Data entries
----------------------------------------

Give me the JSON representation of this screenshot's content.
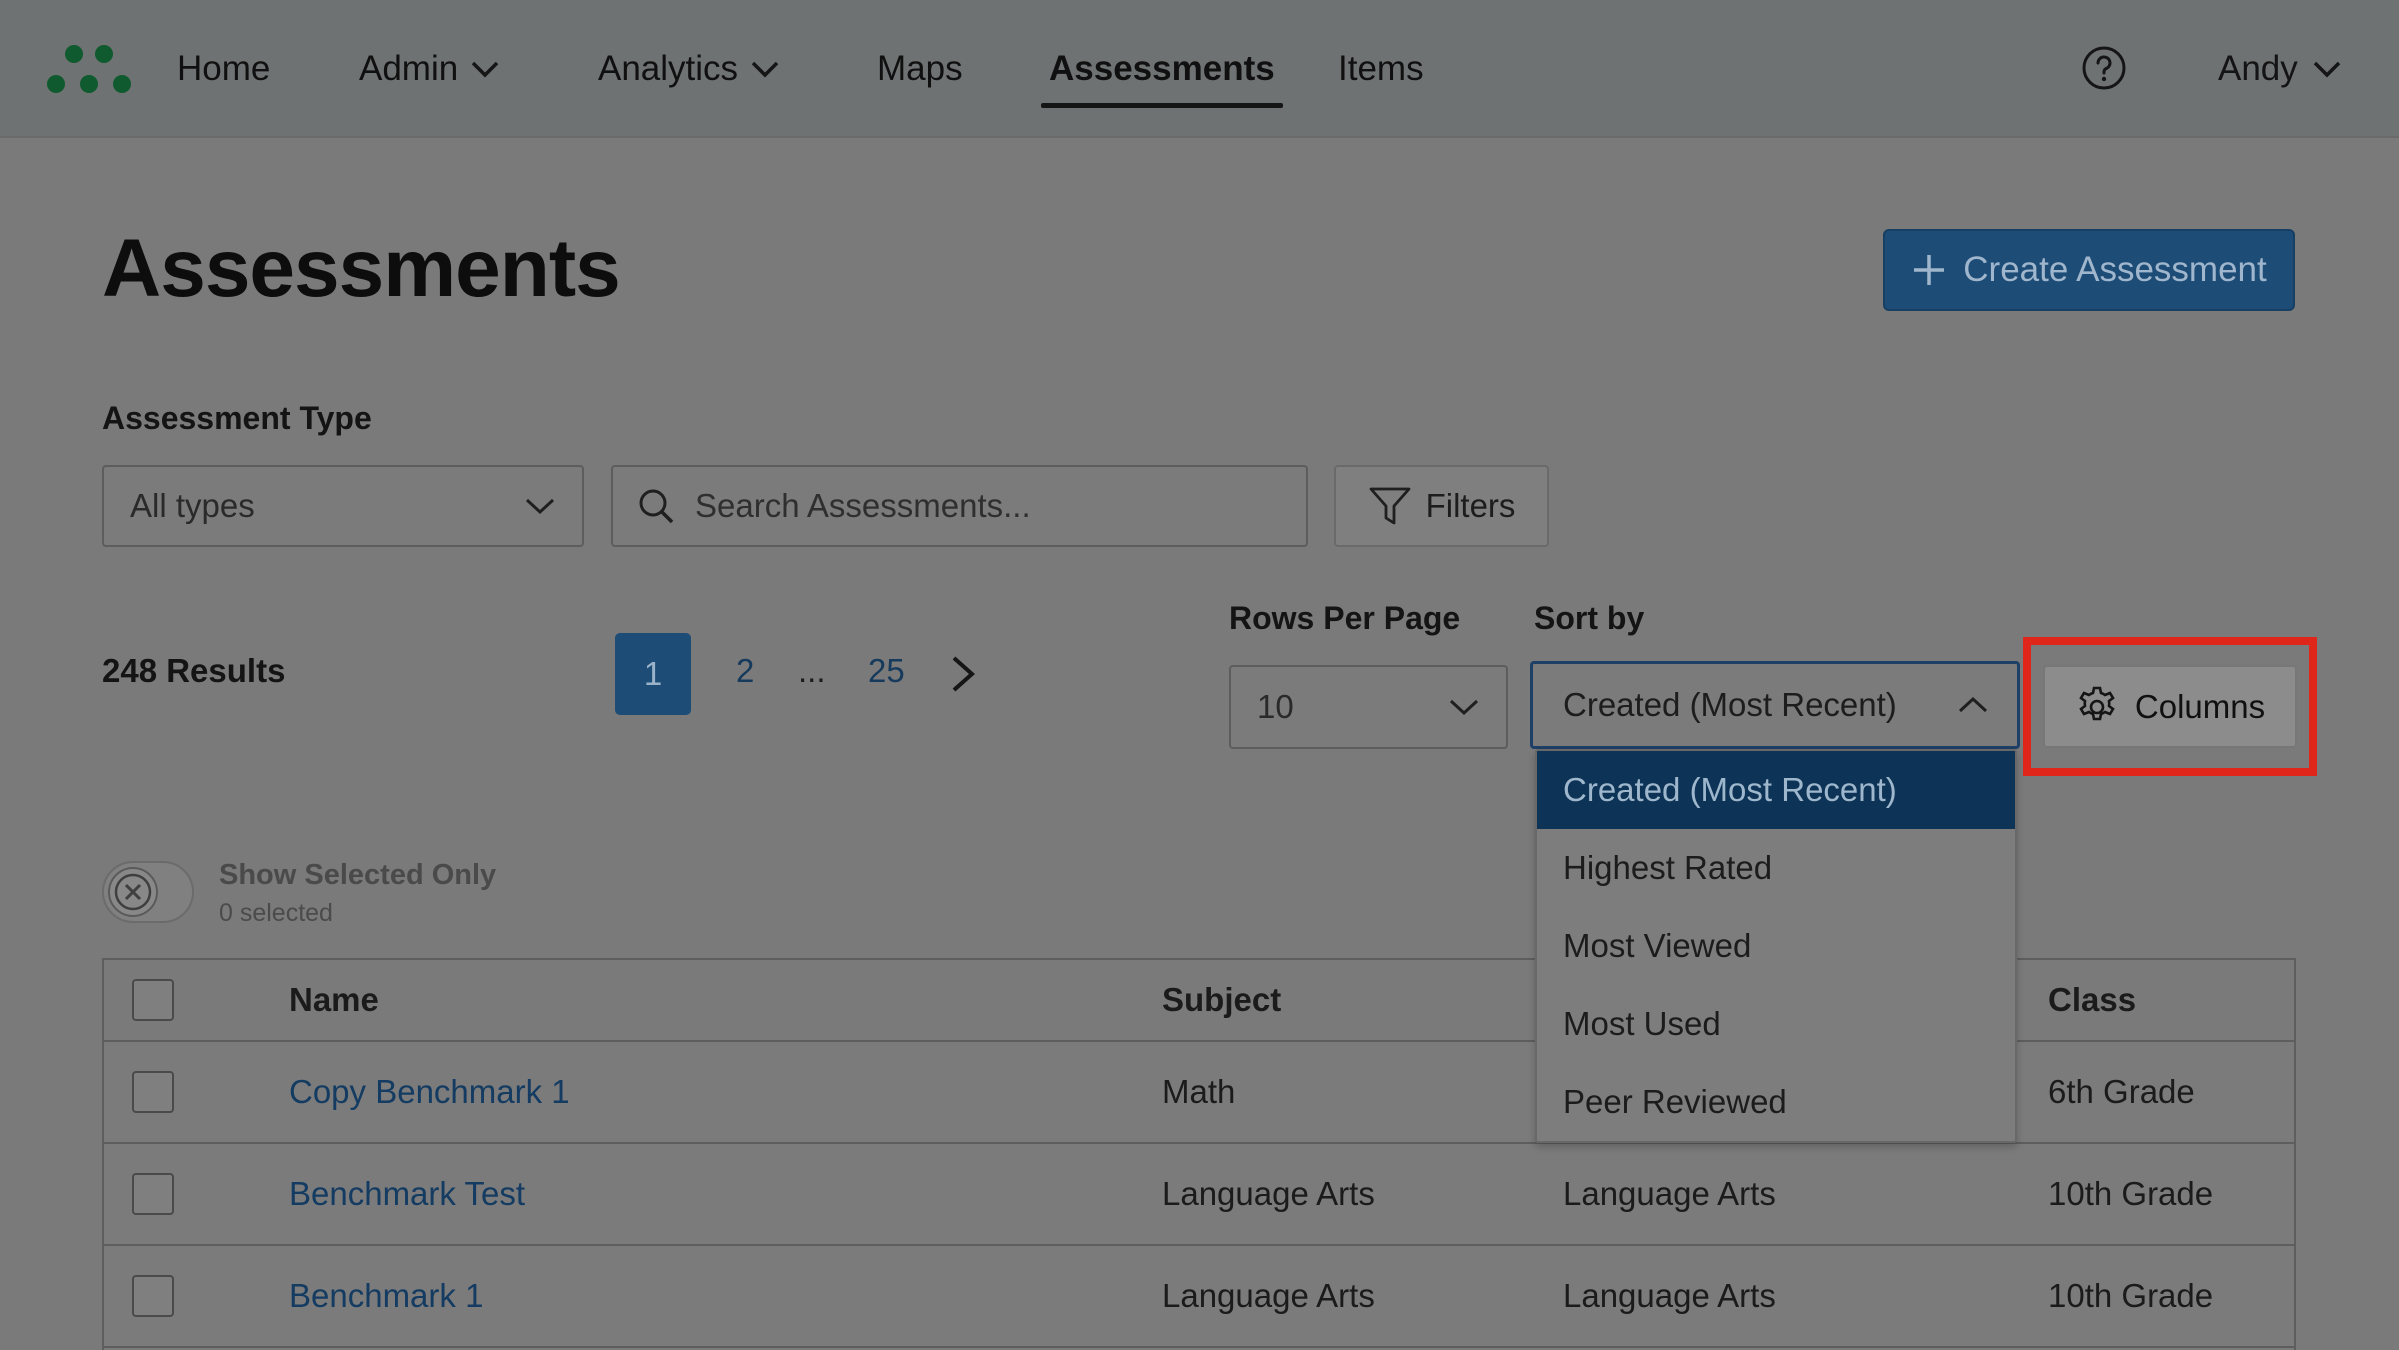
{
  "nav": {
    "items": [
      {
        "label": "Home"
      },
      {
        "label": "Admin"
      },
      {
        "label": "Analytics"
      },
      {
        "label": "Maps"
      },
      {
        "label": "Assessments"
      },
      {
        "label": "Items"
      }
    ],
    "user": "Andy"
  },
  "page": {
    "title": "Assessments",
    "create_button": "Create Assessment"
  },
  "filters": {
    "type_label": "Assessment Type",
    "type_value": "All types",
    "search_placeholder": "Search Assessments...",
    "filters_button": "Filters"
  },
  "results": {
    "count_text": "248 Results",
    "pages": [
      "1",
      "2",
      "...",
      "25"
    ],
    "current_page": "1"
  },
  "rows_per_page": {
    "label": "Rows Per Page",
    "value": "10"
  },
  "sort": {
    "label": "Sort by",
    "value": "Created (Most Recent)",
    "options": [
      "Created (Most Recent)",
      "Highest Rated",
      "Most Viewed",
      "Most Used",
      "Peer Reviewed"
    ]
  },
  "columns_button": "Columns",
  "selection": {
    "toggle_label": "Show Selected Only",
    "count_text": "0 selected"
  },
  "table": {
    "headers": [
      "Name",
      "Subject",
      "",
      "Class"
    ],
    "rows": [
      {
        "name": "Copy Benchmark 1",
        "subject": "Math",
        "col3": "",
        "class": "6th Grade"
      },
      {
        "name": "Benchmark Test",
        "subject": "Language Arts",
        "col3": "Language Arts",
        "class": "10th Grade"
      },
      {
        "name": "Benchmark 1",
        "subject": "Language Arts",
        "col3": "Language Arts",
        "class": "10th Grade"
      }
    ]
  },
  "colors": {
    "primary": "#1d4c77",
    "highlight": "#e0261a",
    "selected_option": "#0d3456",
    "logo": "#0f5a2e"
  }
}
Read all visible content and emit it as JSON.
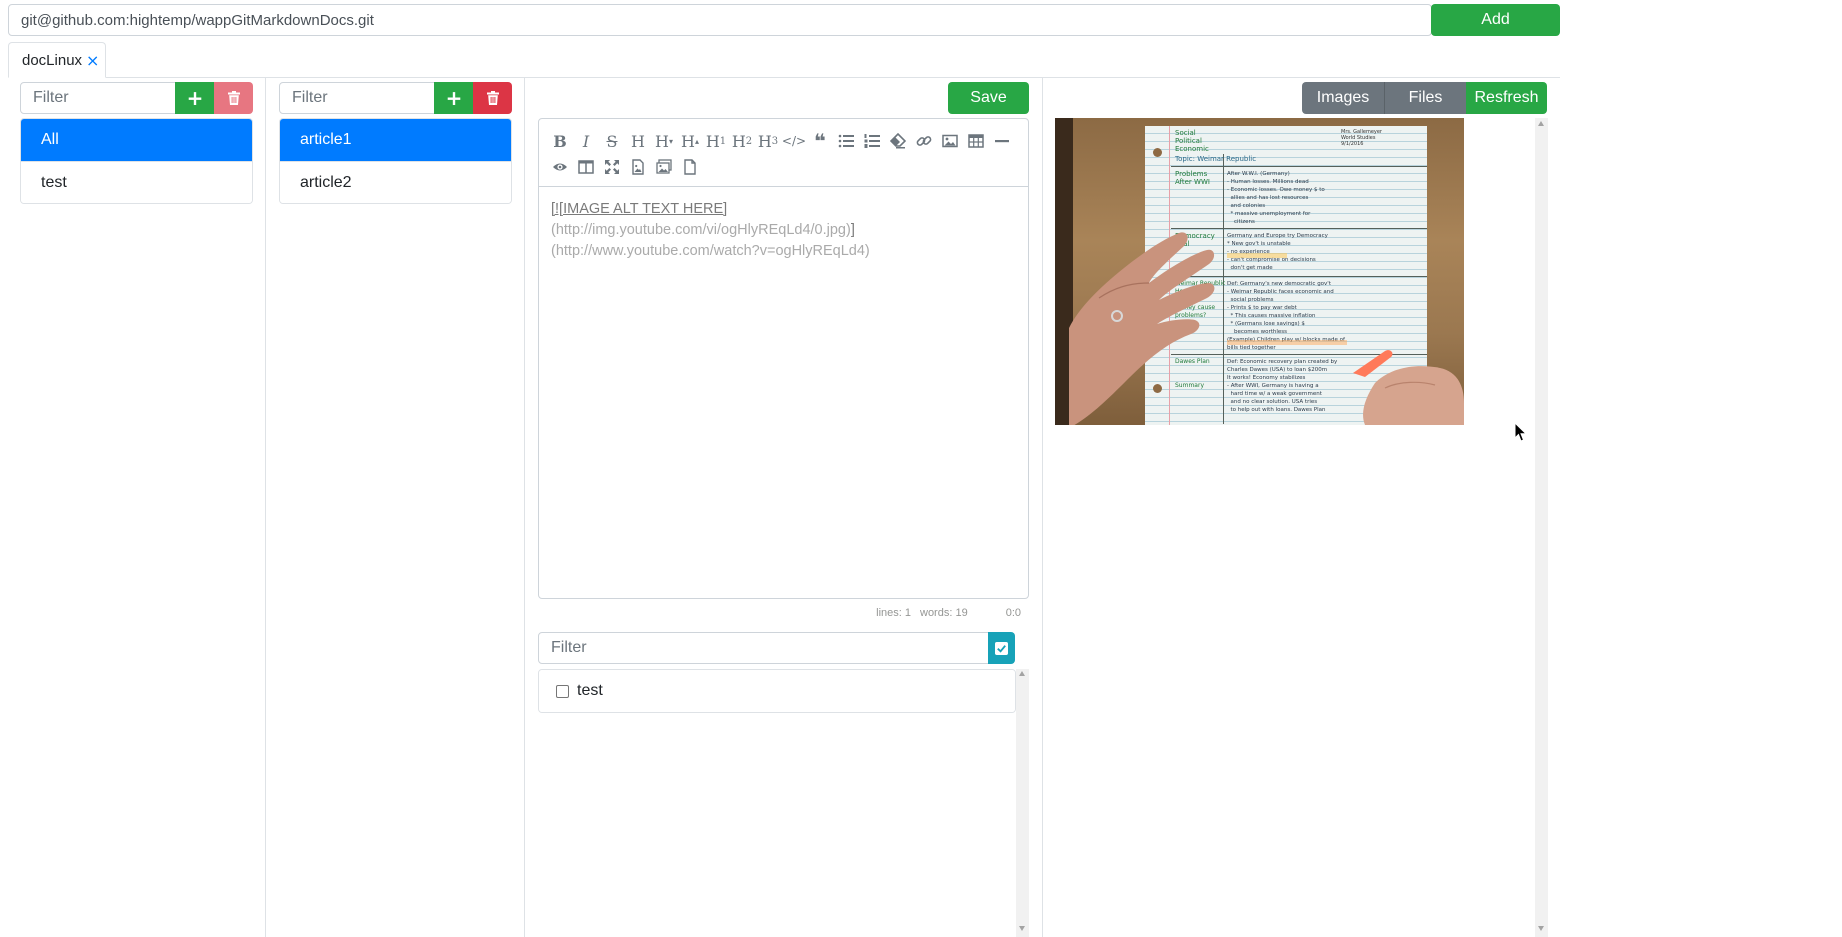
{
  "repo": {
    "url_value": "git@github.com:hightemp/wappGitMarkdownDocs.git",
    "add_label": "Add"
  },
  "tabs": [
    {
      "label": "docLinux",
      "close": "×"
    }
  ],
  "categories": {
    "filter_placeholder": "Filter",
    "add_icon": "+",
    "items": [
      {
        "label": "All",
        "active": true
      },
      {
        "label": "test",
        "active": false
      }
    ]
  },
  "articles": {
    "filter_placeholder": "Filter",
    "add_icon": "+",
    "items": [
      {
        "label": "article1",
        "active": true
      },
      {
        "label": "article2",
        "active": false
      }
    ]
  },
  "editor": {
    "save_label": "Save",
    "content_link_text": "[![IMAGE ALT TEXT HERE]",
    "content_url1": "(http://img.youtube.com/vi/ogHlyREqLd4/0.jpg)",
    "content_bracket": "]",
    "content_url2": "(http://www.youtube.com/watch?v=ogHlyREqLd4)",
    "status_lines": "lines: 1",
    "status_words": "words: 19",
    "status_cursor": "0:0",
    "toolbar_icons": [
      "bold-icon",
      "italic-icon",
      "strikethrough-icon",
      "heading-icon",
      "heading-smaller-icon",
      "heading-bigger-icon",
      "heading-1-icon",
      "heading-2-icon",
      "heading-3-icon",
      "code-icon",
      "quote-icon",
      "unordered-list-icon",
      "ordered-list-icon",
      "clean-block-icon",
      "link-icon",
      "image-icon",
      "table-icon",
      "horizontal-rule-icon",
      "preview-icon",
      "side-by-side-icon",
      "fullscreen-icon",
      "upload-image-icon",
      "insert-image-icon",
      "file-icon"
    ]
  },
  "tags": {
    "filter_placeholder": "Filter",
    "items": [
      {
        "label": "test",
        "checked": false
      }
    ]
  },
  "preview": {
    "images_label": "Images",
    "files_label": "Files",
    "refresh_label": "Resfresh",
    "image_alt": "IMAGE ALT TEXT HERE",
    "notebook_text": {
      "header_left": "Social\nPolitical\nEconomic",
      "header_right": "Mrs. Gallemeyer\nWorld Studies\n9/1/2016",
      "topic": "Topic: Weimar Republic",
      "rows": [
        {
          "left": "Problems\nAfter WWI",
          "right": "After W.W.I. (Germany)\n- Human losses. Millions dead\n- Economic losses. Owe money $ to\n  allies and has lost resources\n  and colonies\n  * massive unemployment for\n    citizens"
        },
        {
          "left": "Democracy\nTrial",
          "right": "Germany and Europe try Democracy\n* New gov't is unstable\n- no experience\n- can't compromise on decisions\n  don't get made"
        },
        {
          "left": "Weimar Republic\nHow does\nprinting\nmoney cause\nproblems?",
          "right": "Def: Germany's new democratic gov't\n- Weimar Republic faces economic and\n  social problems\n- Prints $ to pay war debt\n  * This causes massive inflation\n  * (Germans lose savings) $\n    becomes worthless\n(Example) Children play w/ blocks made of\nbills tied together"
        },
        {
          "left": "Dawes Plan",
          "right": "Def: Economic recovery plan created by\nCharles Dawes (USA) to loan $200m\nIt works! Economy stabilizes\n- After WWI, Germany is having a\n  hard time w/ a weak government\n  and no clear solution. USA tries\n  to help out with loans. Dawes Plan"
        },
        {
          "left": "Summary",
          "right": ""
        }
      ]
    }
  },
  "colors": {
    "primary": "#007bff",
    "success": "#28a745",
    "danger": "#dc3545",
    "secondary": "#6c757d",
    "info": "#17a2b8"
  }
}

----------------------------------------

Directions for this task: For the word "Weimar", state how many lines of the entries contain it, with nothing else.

Solved exercise: 3